THE FCC has done the CIA a favor, although the CIA may not see it that way immediately.

The Federal Communications Commission's staff has now rejected the complaint that the CIA had launched against the American Broadcasting Company and its television stations, accusing them of "deliberate news distortion." ABC had run a news program in September charging that the CIA had attempted to organize the assassination of a Honolulu financial figure named Ronald Rewald. The CIA denied it, vehemently and repeatedly. Two months later ABC acknowledged, on the air, that it had gone back to its source and could not substantiate the charge. But the CIA wanted more than that. It wanted the FCC to hold its own investigation, arrive at its own findings and take them into account when ABC's broadcasting licenses came up for renewal.

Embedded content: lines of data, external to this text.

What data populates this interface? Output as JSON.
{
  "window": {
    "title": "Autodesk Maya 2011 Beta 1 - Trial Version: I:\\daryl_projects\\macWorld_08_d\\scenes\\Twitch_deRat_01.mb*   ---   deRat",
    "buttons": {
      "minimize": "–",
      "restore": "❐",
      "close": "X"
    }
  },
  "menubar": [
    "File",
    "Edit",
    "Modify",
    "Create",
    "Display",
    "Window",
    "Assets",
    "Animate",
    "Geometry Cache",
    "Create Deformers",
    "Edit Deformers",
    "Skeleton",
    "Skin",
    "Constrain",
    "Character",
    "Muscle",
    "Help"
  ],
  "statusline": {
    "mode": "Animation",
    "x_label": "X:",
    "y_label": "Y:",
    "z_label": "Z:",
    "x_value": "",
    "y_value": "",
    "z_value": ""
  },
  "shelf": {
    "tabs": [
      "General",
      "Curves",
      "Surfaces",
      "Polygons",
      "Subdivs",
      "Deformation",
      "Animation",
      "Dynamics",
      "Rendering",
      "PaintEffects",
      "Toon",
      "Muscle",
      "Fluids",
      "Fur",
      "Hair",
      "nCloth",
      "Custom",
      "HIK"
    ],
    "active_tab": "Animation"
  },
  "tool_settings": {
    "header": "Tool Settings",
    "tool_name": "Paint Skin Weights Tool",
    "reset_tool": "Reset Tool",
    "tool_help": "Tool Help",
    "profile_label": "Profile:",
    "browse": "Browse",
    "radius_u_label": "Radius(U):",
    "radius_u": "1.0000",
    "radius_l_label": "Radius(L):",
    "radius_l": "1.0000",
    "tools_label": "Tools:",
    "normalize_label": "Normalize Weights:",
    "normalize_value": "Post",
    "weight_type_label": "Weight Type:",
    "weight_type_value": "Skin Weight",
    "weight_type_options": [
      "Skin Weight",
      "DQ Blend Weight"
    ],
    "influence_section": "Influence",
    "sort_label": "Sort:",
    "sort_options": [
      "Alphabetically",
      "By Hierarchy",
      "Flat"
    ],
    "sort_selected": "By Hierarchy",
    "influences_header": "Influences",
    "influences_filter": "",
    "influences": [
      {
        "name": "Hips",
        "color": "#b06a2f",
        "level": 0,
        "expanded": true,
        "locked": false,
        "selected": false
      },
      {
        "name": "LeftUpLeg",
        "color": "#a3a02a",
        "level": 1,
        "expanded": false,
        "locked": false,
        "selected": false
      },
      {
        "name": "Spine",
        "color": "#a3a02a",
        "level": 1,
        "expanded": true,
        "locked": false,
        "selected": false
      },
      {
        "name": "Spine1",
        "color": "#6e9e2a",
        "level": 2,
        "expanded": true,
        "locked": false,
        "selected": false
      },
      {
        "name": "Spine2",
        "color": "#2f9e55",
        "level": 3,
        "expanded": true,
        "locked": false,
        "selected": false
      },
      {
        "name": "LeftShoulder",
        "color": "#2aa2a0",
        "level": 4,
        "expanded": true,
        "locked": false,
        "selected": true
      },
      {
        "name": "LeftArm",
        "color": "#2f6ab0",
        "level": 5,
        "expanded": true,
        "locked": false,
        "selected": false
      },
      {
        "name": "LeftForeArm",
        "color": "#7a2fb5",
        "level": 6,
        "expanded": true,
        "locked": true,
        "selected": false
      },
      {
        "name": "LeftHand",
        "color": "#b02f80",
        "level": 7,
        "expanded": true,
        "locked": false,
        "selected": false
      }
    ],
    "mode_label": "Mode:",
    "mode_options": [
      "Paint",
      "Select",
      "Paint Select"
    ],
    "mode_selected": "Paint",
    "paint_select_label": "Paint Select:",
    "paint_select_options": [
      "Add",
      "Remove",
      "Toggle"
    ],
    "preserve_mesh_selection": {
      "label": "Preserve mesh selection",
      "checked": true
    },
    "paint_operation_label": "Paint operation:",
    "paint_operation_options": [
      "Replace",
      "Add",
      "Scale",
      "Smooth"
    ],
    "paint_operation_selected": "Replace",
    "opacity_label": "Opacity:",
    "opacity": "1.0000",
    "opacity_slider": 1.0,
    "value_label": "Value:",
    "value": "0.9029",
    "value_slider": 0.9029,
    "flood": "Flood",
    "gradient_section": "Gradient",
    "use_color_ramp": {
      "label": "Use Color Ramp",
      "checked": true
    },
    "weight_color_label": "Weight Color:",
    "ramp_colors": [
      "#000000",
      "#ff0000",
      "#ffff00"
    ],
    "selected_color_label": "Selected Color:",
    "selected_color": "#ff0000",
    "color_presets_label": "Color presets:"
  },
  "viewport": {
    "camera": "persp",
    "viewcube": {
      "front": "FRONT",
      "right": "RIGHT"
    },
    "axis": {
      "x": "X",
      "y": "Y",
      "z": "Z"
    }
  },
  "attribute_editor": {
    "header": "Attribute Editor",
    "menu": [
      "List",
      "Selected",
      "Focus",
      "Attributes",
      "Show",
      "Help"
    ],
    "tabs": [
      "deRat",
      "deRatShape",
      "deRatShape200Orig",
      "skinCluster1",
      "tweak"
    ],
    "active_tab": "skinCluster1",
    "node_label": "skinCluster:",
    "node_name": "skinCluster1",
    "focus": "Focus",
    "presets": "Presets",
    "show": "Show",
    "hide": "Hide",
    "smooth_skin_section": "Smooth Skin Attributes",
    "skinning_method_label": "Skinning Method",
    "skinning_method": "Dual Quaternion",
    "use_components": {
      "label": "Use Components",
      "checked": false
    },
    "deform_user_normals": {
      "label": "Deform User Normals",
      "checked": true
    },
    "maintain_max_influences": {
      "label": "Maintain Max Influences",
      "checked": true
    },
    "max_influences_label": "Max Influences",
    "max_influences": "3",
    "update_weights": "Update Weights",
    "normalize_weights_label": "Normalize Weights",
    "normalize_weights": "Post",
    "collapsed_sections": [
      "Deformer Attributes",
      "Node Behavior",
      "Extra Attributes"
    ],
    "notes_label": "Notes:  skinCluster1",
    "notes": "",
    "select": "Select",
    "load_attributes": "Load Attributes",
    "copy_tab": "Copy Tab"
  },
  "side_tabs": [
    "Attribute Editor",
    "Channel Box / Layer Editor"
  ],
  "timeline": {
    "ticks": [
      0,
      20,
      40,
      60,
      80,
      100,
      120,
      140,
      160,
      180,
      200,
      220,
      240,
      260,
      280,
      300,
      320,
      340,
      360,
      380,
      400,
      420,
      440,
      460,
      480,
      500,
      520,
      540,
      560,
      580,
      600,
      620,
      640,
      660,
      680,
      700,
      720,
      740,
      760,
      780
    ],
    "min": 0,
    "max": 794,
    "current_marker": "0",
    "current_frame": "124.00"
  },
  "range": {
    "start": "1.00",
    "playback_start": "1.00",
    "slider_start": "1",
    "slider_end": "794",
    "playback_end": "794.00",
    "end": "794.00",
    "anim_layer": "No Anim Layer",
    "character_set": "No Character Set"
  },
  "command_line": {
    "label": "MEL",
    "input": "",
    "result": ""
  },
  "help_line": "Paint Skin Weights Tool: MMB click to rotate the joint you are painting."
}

In response, the FCC has issued a staff ruling that "the commission is not the national arbiter of the 'truth' of news programming. Nor is the commission prepared to judge the wisdom, accuracy, or adequacy with which particular news coverage may have been handled on the air." Beyond that, it observed that the CIA had offered no evidence that ABC was guilty of deliberate distortion. Complaint denied.

If the CIA is wise, it will leave matters there. It has already won its argument with ABC over the facts of the dispute. The system worked. The CIA objected that the charge was false, and pressed its objection. ABC didn't respond as fast as the CIA would have liked, but it responded. No news organization likes to acknowledge that it can't support a charge, particularly a charge as dramatic as that one. But ABC did it, and that leaves the story dead as far as just about everybody -- including just about everybody in the news business -- is concerned.

If the CIA is not wise, it can appeal the FCC staff ruling to the commission itself and beyond it to the courts. There the CIA would presumably be seeking not only vindication, which it has already obtained, but more substantial and damaging punishment. That would force First Amendment questions of fundamental importance that the FCC staff ruling leaves in abeyance. It is disquieting that the CIA does not seem fully to comprehend the implications of a government agency -- not to mention a secret agency -- going to another government agency in retaliation against a critic.

The FCC evidently doesn't see what's wrong with it, either. The staff ruling went out of its way to say that there's nothing in the FCC's policy to prevent another government agency from bringing this kind of a complaint to it. There may be nothing in the FCC's policy, but there's some pretty starchy language in the Constitution that has consistently been interpreted to mean that the government cannot punish criticism. If the courts should permit any weakening of that principle, much more than television licenses will be at risk.